Title: Discerning the Rhythms of the Soul: From Birdsong to Logos to Ethics (through Plato)
Presenter: Dr. Jessica Wiskus, Professor of Music, Duquesne University

Presentation Details:

Abstract:
What is the power of music - of melody - even of birdsong? Let us consider that Socrates, on the morning of his execution, claims that his final, most beautiful philosophical discourse will show him to be a "fellow servant with the swans," gifted with the art of prophecy. (And yet we seem to believe that we have no music from Socrates: we believe that we have words.) What, then, is language in relation to song - that is to say, what is logos as it moves through time?

This paper opens with simple questions as a way of initiating an investigation into the nature of rhythm - considered both in the phenomenological and ontological spheres.

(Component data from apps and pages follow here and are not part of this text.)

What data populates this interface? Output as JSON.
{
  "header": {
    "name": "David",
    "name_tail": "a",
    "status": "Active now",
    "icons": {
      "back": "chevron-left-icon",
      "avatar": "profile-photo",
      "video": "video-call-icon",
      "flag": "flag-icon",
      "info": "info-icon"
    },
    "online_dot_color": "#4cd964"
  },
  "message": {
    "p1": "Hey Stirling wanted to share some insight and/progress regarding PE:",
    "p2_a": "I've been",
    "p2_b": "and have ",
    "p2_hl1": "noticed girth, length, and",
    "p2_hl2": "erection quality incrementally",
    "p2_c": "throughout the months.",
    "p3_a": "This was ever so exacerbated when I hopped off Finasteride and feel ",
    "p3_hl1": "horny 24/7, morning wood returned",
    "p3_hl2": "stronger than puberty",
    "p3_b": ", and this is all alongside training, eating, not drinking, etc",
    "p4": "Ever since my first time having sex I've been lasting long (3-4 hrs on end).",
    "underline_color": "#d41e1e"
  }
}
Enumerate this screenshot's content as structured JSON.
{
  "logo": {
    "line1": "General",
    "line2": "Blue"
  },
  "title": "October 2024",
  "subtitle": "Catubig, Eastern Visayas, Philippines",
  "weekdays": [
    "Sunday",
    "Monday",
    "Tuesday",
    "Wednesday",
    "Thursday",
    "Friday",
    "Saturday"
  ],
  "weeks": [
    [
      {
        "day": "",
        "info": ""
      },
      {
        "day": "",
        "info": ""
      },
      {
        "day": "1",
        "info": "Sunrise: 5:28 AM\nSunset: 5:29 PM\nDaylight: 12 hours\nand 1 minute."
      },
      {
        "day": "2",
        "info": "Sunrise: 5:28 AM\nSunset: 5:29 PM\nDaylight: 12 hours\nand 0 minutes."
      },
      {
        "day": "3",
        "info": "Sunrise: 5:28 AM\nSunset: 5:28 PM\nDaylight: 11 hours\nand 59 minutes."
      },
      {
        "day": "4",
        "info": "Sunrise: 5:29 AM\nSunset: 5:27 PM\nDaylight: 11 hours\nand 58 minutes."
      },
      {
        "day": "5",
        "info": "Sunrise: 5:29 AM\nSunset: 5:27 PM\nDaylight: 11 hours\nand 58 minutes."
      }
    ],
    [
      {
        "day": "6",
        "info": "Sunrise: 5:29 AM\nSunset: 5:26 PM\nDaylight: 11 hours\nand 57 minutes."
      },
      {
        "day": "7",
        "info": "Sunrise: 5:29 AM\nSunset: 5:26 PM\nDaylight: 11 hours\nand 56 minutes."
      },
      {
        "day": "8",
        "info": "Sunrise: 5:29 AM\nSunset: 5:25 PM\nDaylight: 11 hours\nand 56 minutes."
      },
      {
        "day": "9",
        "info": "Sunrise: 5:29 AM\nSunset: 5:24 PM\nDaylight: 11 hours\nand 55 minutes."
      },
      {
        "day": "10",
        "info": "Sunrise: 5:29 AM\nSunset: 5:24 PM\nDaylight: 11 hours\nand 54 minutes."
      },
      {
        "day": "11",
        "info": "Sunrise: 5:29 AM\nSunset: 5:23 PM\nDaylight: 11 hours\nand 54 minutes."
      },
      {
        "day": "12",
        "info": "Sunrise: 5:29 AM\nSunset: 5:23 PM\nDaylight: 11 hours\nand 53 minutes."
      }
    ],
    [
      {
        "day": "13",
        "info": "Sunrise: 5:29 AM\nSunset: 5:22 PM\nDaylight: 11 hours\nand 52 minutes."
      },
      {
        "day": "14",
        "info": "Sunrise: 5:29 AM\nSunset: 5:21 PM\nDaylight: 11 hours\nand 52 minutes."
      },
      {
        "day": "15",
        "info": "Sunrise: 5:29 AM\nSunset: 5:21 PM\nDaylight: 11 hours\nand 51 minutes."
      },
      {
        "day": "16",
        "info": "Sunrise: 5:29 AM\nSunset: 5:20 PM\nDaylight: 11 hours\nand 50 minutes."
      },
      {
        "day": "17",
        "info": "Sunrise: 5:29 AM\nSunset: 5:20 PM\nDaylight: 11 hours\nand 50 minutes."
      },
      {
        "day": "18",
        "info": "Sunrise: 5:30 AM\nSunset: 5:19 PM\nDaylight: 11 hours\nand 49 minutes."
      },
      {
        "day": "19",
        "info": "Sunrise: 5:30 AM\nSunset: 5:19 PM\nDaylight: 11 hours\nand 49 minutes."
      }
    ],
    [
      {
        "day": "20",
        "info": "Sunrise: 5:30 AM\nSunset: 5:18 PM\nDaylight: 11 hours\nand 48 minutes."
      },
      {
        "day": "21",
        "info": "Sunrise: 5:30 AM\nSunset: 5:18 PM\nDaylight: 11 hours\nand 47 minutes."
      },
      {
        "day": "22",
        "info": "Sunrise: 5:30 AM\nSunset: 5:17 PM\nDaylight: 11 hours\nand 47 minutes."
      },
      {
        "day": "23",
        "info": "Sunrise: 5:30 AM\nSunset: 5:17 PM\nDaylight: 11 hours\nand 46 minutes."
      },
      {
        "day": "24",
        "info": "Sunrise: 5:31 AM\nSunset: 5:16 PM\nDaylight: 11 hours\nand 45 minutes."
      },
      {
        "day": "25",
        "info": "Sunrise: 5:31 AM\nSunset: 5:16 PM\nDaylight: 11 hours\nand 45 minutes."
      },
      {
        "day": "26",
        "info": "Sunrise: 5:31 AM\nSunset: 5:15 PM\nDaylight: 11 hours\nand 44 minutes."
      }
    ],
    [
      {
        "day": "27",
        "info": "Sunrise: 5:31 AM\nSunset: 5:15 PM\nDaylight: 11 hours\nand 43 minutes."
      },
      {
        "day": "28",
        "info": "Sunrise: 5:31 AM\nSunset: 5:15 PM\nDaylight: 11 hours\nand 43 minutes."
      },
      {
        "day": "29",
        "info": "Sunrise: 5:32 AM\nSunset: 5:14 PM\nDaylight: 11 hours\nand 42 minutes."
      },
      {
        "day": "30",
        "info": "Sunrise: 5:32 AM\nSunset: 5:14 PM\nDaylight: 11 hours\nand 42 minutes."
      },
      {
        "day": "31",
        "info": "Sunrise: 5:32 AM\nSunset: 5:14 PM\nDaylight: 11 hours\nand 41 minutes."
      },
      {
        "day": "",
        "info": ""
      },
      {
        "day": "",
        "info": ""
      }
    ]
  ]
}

Although many themes of our inquiry bear an ontological significance (drawn as they are from the works of Plato and Augustine), we read them through a phenomenological register. Thus, we discuss perception, time-consciousness, and embodiment together with logos, ratio, and the soul. The aim is to become attuned to the positioning of our inquiry at the very relation between Being and becoming (in Plato's words); and here - through this relation or ratio - we search out a foundation for an ethics that might be characterized as rhythmical.

Bio:
Dr. Jessica Wiskus serves as Professor of Music at Duquesne University, where she teaches courses in the history and philosophy of music and where she is the recipient of the university's Creative Teaching Award and President's Award for Excellence in Teaching. Her work in teaching and in research is interdisciplinary in nature, seeking to elucidate musical expression as a form of philosophical thinking. Her book, The Rhythm of Thought: Art, Literature, and Music after Merleau-Ponty (University of Chicago Press, 2013), interprets the work of French phenomenologist Maurice Merleau-Ponty, developing "rhythm" as a philosophical notion through the analysis of works by Mallarmé, Cézanne, Proust, and Debussy. This work at the intersection of music and phenomenology has been recognized as "unprecedented," "pioneering," "highly original," and "even dazzling." Her articles are available in The Journal of the British Society for Phenomenology, The Journal of Speculative Philosophy, Epoché, Philosophy Today, Angelaki, and Chiasmi International, among others. Trained as a professional musician, she received her Doctor of Musical Arts degree from Yale University in 2006 and has served as a member of the Duquesne faculty for over ten years.

All interested faculty, graduate students, and other parties are invited. Refreshments will be served.

For inquiries concerning CIQR, please contact the Center Coordinator, Fred Evans, Dept. of Philosophy, at evansf@duq.edu, 396-6507, or visit the CIQR website at www.duq.edu/ciqr.

*The Center has been officially approved by the Dean of the College and Graduate School of Liberal Arts, The Graduate Council of the College, and the Council of Deans for the University. It is based in the College but open to members of all the schools of the University. It includes interpretive and qualitative research in both the humanities and the social and behavioral sciences (including the practice of the latter in Nursing, Education, Occupational Therapy and other professional schools).